● **EXERCISE DESCRIPTION**
Below is a set of records; restate each one word for word.

Data entries

────────────────────

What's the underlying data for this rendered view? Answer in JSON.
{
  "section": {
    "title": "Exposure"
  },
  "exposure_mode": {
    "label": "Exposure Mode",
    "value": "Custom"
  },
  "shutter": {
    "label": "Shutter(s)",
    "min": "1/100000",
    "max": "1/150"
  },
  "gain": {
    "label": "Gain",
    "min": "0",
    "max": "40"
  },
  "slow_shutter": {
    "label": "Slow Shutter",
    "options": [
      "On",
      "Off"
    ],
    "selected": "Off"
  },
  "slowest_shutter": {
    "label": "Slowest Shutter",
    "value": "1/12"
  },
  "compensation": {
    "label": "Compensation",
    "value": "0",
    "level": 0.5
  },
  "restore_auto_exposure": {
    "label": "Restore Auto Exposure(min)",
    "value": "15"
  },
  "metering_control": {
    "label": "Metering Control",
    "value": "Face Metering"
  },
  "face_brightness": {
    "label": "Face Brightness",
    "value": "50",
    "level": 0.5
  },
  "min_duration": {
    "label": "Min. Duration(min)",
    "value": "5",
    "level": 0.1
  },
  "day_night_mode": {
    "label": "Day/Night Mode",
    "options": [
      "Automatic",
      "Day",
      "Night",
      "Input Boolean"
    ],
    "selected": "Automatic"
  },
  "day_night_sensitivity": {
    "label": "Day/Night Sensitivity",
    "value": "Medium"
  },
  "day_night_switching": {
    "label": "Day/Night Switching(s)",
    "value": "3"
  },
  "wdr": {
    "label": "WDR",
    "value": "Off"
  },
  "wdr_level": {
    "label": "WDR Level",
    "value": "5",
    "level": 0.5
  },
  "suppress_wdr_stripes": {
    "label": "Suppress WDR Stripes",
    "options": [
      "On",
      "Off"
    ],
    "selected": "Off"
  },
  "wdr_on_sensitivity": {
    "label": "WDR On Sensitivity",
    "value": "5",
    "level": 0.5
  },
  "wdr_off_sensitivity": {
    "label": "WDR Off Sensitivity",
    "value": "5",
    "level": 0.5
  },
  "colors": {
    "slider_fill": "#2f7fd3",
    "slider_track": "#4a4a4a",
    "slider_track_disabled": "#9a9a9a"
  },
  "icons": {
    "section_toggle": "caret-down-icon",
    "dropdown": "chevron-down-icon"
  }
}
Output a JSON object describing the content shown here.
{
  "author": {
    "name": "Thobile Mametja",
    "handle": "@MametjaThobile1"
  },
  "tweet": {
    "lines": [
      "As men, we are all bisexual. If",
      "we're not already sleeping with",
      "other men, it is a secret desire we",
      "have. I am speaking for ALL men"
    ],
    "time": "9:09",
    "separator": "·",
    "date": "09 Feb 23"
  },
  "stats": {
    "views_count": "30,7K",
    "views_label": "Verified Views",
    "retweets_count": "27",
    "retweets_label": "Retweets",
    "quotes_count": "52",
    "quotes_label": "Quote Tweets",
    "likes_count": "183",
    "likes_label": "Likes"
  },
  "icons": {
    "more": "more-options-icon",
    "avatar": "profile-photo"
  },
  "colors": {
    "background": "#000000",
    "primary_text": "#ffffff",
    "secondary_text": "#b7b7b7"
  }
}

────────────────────

● **ANSWER FOR THE TASK**
What's the underlying data for this rendered view? Answer in JSON.
{
  "section": {
    "title": "Exposure"
  },
  "exposure_mode": {
    "label": "Exposure Mode",
    "value": "Custom"
  },
  "shutter": {
    "label": "Shutter(s)",
    "min": "1/100000",
    "max": "1/150"
  },
  "gain": {
    "label": "Gain",
    "min": "0",
    "max": "40"
  },
  "slow_shutter": {
    "label": "Slow Shutter",
    "options": [
      "On",
      "Off"
    ],
    "selected": "Off"
  },
  "slowest_shutter": {
    "label": "Slowest Shutter",
    "value": "1/12"
  },
  "compensation": {
    "label": "Compensation",
    "value": "0",
    "level": 0.5
  },
  "restore_auto_exposure": {
    "label": "Restore Auto Exposure(min)",
    "value": "15"
  },
  "metering_control": {
    "label": "Metering Control",
    "value": "Face Metering"
  },
  "face_brightness": {
    "label": "Face Brightness",
    "value": "50",
    "level": 0.5
  },
  "min_duration": {
    "label": "Min. Duration(min)",
    "value": "5",
    "level": 0.1
  },
  "day_night_mode": {
    "label": "Day/Night Mode",
    "options": [
      "Automatic",
      "Day",
      "Night",
      "Input Boolean"
    ],
    "selected": "Automatic"
  },
  "day_night_sensitivity": {
    "label": "Day/Night Sensitivity",
    "value": "Medium"
  },
  "day_night_switching": {
    "label": "Day/Night Switching(s)",
    "value": "3"
  },
  "wdr": {
    "label": "WDR",
    "value": "Off"
  },
  "wdr_level": {
    "label": "WDR Level",
    "value": "5",
    "level": 0.5
  },
  "suppress_wdr_stripes": {
    "label": "Suppress WDR Stripes",
    "options": [
      "On",
      "Off"
    ],
    "selected": "Off"
  },
  "wdr_on_sensitivity": {
    "label": "WDR On Sensitivity",
    "value": "5",
    "level": 0.5
  },
  "wdr_off_sensitivity": {
    "label": "WDR Off Sensitivity",
    "value": "5",
    "level": 0.5
  },
  "colors": {
    "slider_fill": "#2f7fd3",
    "slider_track": "#4a4a4a",
    "slider_track_disabled": "#9a9a9a"
  },
  "icons": {
    "section_toggle": "caret-down-icon",
    "dropdown": "chevron-down-icon"
  }
}
Output a JSON object describing the content shown here.
{
  "author": {
    "name": "Thobile Mametja",
    "handle": "@MametjaThobile1"
  },
  "tweet": {
    "lines": [
      "As men, we are all bisexual. If",
      "we're not already sleeping with",
      "other men, it is a secret desire we",
      "have. I am speaking for ALL men"
    ],
    "time": "9:09",
    "separator": "·",
    "date": "09 Feb 23"
  },
  "stats": {
    "views_count": "30,7K",
    "views_label": "Verified Views",
    "retweets_count": "27",
    "retweets_label": "Retweets",
    "quotes_count": "52",
    "quotes_label": "Quote Tweets",
    "likes_count": "183",
    "likes_label": "Likes"
  },
  "icons": {
    "more": "more-options-icon",
    "avatar": "profile-photo"
  },
  "colors": {
    "background": "#000000",
    "primary_text": "#ffffff",
    "secondary_text": "#b7b7b7"
  }
}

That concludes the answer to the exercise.